#### [Work instructions]
Restate the entries below without a single change.

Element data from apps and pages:

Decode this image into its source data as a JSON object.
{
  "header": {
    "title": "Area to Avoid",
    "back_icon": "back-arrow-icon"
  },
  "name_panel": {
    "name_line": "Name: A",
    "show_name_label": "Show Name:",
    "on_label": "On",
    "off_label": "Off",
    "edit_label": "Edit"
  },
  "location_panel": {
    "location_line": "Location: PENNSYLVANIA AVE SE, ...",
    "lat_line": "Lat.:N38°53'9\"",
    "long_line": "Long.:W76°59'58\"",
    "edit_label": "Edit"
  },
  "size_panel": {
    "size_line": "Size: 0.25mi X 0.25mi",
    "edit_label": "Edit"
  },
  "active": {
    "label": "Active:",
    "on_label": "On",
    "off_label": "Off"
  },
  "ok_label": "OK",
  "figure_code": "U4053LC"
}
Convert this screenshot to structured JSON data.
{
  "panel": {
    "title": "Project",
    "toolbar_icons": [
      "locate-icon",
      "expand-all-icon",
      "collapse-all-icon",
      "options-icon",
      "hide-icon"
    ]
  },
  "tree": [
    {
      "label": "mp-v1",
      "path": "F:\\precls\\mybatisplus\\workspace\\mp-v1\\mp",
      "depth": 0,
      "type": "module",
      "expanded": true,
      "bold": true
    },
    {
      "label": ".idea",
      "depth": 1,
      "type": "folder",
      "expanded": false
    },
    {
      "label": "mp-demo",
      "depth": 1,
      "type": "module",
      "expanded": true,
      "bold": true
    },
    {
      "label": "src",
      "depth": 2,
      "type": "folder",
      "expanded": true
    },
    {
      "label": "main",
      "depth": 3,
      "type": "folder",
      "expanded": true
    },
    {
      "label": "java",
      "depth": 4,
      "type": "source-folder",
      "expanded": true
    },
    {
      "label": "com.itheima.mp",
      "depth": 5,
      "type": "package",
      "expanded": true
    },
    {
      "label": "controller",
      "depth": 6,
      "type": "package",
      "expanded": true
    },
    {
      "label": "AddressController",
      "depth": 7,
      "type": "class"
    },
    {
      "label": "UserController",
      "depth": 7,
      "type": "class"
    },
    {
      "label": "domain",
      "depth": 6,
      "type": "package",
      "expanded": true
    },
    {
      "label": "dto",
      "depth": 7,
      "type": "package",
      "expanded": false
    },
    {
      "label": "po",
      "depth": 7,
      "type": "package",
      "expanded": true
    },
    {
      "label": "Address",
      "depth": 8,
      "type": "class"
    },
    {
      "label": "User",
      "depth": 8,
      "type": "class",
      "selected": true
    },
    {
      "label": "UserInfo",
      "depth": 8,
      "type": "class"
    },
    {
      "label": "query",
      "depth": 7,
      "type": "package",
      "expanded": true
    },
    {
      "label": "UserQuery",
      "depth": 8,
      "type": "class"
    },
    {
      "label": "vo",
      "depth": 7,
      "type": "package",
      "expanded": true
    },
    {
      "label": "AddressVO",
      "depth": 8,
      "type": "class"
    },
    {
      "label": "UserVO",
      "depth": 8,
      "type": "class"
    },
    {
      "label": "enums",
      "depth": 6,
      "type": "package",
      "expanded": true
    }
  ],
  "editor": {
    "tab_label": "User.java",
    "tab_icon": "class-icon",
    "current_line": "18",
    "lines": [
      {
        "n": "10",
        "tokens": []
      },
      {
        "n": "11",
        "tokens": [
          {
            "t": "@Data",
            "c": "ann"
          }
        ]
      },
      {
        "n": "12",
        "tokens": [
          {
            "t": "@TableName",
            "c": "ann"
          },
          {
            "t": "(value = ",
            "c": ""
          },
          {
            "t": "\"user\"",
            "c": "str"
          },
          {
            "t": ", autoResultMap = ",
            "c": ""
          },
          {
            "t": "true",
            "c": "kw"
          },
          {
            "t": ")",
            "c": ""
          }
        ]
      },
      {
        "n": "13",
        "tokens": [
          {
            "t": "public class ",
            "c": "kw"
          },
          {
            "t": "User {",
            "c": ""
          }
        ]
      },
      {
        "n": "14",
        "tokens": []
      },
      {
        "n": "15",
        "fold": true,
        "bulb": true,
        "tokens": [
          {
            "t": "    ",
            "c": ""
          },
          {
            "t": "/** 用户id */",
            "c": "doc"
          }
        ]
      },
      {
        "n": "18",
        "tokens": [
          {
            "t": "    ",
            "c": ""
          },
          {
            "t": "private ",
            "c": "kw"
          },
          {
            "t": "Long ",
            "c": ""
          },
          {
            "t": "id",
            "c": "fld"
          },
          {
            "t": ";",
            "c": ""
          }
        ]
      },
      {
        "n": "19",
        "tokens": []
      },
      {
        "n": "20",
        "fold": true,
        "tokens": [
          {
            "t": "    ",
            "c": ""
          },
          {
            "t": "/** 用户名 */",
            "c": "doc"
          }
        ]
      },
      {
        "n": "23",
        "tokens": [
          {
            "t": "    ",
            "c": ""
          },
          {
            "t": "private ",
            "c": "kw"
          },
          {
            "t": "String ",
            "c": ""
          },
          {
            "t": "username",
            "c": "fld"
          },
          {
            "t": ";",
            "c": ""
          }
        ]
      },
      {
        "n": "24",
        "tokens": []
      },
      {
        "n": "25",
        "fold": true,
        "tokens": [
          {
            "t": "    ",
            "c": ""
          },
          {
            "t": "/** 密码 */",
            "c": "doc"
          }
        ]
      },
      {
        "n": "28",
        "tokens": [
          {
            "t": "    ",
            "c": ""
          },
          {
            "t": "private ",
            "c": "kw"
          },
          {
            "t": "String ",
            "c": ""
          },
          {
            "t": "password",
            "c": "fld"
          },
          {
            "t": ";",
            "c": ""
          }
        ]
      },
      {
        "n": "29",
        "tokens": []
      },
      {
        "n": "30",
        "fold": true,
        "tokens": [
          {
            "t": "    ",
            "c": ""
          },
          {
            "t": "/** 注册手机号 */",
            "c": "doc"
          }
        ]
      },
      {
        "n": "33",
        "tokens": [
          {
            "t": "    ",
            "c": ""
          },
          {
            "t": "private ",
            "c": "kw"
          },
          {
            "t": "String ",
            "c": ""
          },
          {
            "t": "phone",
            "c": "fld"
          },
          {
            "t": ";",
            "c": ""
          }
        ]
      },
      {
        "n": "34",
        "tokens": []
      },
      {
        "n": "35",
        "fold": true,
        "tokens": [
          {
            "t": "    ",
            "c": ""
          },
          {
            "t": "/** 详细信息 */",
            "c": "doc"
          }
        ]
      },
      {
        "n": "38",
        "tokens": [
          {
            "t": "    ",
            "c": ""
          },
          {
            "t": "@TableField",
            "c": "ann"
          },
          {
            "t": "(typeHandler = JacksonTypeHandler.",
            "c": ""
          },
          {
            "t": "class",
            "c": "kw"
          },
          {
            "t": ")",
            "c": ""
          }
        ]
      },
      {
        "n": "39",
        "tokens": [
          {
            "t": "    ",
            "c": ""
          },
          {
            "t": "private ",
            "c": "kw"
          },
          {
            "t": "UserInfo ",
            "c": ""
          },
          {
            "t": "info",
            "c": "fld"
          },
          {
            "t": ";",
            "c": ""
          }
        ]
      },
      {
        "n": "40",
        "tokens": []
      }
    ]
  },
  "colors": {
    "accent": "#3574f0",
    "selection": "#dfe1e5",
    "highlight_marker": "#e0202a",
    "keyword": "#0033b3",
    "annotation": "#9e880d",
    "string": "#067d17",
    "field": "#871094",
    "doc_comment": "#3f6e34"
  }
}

#### [Answer to the problem]
Decode this image into its source data as a JSON object.
{
  "header": {
    "title": "Area to Avoid",
    "back_icon": "back-arrow-icon"
  },
  "name_panel": {
    "name_line": "Name: A",
    "show_name_label": "Show Name:",
    "on_label": "On",
    "off_label": "Off",
    "edit_label": "Edit"
  },
  "location_panel": {
    "location_line": "Location: PENNSYLVANIA AVE SE, ...",
    "lat_line": "Lat.:N38°53'9\"",
    "long_line": "Long.:W76°59'58\"",
    "edit_label": "Edit"
  },
  "size_panel": {
    "size_line": "Size: 0.25mi X 0.25mi",
    "edit_label": "Edit"
  },
  "active": {
    "label": "Active:",
    "on_label": "On",
    "off_label": "Off"
  },
  "ok_label": "OK",
  "figure_code": "U4053LC"
}
Convert this screenshot to structured JSON data.
{
  "panel": {
    "title": "Project",
    "toolbar_icons": [
      "locate-icon",
      "expand-all-icon",
      "collapse-all-icon",
      "options-icon",
      "hide-icon"
    ]
  },
  "tree": [
    {
      "label": "mp-v1",
      "path": "F:\\precls\\mybatisplus\\workspace\\mp-v1\\mp",
      "depth": 0,
      "type": "module",
      "expanded": true,
      "bold": true
    },
    {
      "label": ".idea",
      "depth": 1,
      "type": "folder",
      "expanded": false
    },
    {
      "label": "mp-demo",
      "depth": 1,
      "type": "module",
      "expanded": true,
      "bold": true
    },
    {
      "label": "src",
      "depth": 2,
      "type": "folder",
      "expanded": true
    },
    {
      "label": "main",
      "depth": 3,
      "type": "folder",
      "expanded": true
    },
    {
      "label": "java",
      "depth": 4,
      "type": "source-folder",
      "expanded": true
    },
    {
      "label": "com.itheima.mp",
      "depth": 5,
      "type": "package",
      "expanded": true
    },
    {
      "label": "controller",
      "depth": 6,
      "type": "package",
      "expanded": true
    },
    {
      "label": "AddressController",
      "depth": 7,
      "type": "class"
    },
    {
      "label": "UserController",
      "depth": 7,
      "type": "class"
    },
    {
      "label": "domain",
      "depth": 6,
      "type": "package",
      "expanded": true
    },
    {
      "label": "dto",
      "depth": 7,
      "type": "package",
      "expanded": false
    },
    {
      "label": "po",
      "depth": 7,
      "type": "package",
      "expanded": true
    },
    {
      "label": "Address",
      "depth": 8,
      "type": "class"
    },
    {
      "label": "User",
      "depth": 8,
      "type": "class",
      "selected": true
    },
    {
      "label": "UserInfo",
      "depth": 8,
      "type": "class"
    },
    {
      "label": "query",
      "depth": 7,
      "type": "package",
      "expanded": true
    },
    {
      "label": "UserQuery",
      "depth": 8,
      "type": "class"
    },
    {
      "label": "vo",
      "depth": 7,
      "type": "package",
      "expanded": true
    },
    {
      "label": "AddressVO",
      "depth": 8,
      "type": "class"
    },
    {
      "label": "UserVO",
      "depth": 8,
      "type": "class"
    },
    {
      "label": "enums",
      "depth": 6,
      "type": "package",
      "expanded": true
    }
  ],
  "editor": {
    "tab_label": "User.java",
    "tab_icon": "class-icon",
    "current_line": "18",
    "lines": [
      {
        "n": "10",
        "tokens": []
      },
      {
        "n": "11",
        "tokens": [
          {
            "t": "@Data",
            "c": "ann"
          }
        ]
      },
      {
        "n": "12",
        "tokens": [
          {
            "t": "@TableName",
            "c": "ann"
          },
          {
            "t": "(value = ",
            "c": ""
          },
          {
            "t": "\"user\"",
            "c": "str"
          },
          {
            "t": ", autoResultMap = ",
            "c": ""
          },
          {
            "t": "true",
            "c": "kw"
          },
          {
            "t": ")",
            "c": ""
          }
        ]
      },
      {
        "n": "13",
        "tokens": [
          {
            "t": "public class ",
            "c": "kw"
          },
          {
            "t": "User {",
            "c": ""
          }
        ]
      },
      {
        "n": "14",
        "tokens": []
      },
      {
        "n": "15",
        "fold": true,
        "bulb": true,
        "tokens": [
          {
            "t": "    ",
            "c": ""
          },
          {
            "t": "/** 用户id */",
            "c": "doc"
          }
        ]
      },
      {
        "n": "18",
        "tokens": [
          {
            "t": "    ",
            "c": ""
          },
          {
            "t": "private ",
            "c": "kw"
          },
          {
            "t": "Long ",
            "c": ""
          },
          {
            "t": "id",
            "c": "fld"
          },
          {
            "t": ";",
            "c": ""
          }
        ]
      },
      {
        "n": "19",
        "tokens": []
      },
      {
        "n": "20",
        "fold": true,
        "tokens": [
          {
            "t": "    ",
            "c": ""
          },
          {
            "t": "/** 用户名 */",
            "c": "doc"
          }
        ]
      },
      {
        "n": "23",
        "tokens": [
          {
            "t": "    ",
            "c": ""
          },
          {
            "t": "private ",
            "c": "kw"
          },
          {
            "t": "String ",
            "c": ""
          },
          {
            "t": "username",
            "c": "fld"
          },
          {
            "t": ";",
            "c": ""
          }
        ]
      },
      {
        "n": "24",
        "tokens": []
      },
      {
        "n": "25",
        "fold": true,
        "tokens": [
          {
            "t": "    ",
            "c": ""
          },
          {
            "t": "/** 密码 */",
            "c": "doc"
          }
        ]
      },
      {
        "n": "28",
        "tokens": [
          {
            "t": "    ",
            "c": ""
          },
          {
            "t": "private ",
            "c": "kw"
          },
          {
            "t": "String ",
            "c": ""
          },
          {
            "t": "password",
            "c": "fld"
          },
          {
            "t": ";",
            "c": ""
          }
        ]
      },
      {
        "n": "29",
        "tokens": []
      },
      {
        "n": "30",
        "fold": true,
        "tokens": [
          {
            "t": "    ",
            "c": ""
          },
          {
            "t": "/** 注册手机号 */",
            "c": "doc"
          }
        ]
      },
      {
        "n": "33",
        "tokens": [
          {
            "t": "    ",
            "c": ""
          },
          {
            "t": "private ",
            "c": "kw"
          },
          {
            "t": "String ",
            "c": ""
          },
          {
            "t": "phone",
            "c": "fld"
          },
          {
            "t": ";",
            "c": ""
          }
        ]
      },
      {
        "n": "34",
        "tokens": []
      },
      {
        "n": "35",
        "fold": true,
        "tokens": [
          {
            "t": "    ",
            "c": ""
          },
          {
            "t": "/** 详细信息 */",
            "c": "doc"
          }
        ]
      },
      {
        "n": "38",
        "tokens": [
          {
            "t": "    ",
            "c": ""
          },
          {
            "t": "@TableField",
            "c": "ann"
          },
          {
            "t": "(typeHandler = JacksonTypeHandler.",
            "c": ""
          },
          {
            "t": "class",
            "c": "kw"
          },
          {
            "t": ")",
            "c": ""
          }
        ]
      },
      {
        "n": "39",
        "tokens": [
          {
            "t": "    ",
            "c": ""
          },
          {
            "t": "private ",
            "c": "kw"
          },
          {
            "t": "UserInfo ",
            "c": ""
          },
          {
            "t": "info",
            "c": "fld"
          },
          {
            "t": ";",
            "c": ""
          }
        ]
      },
      {
        "n": "40",
        "tokens": []
      }
    ]
  },
  "colors": {
    "accent": "#3574f0",
    "selection": "#dfe1e5",
    "highlight_marker": "#e0202a",
    "keyword": "#0033b3",
    "annotation": "#9e880d",
    "string": "#067d17",
    "field": "#871094",
    "doc_comment": "#3f6e34"
  }
}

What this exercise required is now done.